BRIEF: Within the material below, how many lines include "left"? Answer with the count only.

SOURCE INFORMATION:
_ _ _
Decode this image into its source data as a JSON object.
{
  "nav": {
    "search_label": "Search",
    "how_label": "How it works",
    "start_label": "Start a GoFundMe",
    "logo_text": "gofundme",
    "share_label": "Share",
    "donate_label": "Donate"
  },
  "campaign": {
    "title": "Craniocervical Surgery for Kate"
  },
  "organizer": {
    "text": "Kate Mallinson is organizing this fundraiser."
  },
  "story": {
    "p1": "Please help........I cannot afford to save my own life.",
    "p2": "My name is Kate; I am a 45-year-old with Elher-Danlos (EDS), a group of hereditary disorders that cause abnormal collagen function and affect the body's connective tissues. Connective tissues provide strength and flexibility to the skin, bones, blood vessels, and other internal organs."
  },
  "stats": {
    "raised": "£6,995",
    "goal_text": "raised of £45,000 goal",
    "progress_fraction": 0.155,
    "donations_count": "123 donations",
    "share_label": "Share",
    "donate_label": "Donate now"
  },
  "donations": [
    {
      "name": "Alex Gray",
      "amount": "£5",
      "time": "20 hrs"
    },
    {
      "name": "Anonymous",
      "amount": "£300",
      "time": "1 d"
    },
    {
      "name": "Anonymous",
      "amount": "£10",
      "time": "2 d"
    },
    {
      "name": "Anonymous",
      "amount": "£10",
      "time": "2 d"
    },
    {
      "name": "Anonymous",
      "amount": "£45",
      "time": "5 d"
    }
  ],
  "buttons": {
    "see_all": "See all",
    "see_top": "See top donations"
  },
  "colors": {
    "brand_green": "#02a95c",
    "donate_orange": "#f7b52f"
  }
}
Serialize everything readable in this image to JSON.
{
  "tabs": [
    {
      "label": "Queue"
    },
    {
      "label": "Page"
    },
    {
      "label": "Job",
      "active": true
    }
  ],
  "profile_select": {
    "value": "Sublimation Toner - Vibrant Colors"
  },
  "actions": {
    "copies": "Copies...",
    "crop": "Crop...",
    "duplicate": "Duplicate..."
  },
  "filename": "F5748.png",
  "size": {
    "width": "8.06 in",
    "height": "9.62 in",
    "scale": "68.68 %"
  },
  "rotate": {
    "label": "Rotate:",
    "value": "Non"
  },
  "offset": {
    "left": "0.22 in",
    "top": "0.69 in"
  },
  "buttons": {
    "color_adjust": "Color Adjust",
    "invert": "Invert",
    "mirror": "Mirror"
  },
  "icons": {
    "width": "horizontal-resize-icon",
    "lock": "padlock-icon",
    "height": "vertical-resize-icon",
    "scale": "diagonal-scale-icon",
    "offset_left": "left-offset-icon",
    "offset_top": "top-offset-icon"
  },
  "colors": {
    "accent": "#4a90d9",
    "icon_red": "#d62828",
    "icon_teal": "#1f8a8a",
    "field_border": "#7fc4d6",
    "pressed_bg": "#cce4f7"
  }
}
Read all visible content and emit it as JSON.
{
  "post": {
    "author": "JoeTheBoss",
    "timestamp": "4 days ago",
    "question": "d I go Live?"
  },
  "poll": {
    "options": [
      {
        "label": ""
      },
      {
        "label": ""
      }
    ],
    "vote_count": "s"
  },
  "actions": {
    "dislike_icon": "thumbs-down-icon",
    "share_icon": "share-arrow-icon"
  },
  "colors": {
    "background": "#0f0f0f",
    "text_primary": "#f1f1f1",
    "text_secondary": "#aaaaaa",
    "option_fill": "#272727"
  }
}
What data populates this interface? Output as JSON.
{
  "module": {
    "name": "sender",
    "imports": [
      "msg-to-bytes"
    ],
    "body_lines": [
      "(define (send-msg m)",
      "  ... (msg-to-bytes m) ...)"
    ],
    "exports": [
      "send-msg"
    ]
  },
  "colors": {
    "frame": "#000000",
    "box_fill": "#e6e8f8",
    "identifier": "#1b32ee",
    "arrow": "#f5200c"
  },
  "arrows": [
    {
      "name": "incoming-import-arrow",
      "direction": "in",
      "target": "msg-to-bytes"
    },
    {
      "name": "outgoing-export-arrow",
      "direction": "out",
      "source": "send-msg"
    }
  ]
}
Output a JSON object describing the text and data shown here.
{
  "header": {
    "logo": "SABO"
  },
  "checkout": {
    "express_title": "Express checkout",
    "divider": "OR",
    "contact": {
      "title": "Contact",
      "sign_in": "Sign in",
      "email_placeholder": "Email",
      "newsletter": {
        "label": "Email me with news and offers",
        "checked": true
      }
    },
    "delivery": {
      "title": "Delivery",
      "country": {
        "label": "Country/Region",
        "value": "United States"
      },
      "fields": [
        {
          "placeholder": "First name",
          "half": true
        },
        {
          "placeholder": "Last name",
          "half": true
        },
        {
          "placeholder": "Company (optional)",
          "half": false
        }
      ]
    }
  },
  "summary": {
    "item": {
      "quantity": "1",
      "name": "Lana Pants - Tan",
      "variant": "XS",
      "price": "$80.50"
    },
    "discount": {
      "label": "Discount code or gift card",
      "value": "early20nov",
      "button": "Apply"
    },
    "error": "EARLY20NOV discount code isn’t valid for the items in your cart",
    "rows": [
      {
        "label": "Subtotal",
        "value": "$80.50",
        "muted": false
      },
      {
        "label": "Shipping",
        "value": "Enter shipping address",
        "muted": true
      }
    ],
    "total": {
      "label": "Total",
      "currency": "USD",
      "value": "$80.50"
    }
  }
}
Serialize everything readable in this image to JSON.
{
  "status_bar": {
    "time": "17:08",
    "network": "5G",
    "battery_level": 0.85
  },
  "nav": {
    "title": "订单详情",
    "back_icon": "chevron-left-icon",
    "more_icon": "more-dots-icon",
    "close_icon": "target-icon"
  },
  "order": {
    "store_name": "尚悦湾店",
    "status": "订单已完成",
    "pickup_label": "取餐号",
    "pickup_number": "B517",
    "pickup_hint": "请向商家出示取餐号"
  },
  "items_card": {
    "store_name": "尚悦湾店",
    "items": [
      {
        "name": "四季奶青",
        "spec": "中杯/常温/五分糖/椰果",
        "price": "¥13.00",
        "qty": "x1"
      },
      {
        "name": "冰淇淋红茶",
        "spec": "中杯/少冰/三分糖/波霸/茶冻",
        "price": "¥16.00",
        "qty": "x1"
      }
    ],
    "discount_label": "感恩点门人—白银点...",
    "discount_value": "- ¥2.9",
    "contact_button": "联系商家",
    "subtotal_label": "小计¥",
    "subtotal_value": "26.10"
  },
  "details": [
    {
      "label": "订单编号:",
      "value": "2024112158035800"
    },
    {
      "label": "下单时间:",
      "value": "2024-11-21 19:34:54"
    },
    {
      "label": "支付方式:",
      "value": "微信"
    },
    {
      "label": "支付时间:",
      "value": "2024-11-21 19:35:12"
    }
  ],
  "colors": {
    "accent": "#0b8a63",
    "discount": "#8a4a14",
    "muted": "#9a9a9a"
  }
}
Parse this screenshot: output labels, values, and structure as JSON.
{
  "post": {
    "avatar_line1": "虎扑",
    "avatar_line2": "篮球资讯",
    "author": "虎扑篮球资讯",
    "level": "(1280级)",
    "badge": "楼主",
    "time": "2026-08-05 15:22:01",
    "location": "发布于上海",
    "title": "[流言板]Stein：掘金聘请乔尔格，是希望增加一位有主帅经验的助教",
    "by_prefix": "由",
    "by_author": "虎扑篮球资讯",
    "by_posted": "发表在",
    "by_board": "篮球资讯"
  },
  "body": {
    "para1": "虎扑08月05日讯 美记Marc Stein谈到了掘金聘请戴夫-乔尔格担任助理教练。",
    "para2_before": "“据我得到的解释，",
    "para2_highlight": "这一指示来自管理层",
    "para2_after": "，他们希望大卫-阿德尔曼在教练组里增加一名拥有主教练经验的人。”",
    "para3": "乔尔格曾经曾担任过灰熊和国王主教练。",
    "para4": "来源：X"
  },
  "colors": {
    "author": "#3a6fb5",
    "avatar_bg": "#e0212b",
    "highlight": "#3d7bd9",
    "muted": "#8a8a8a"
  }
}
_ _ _
REPLY: 3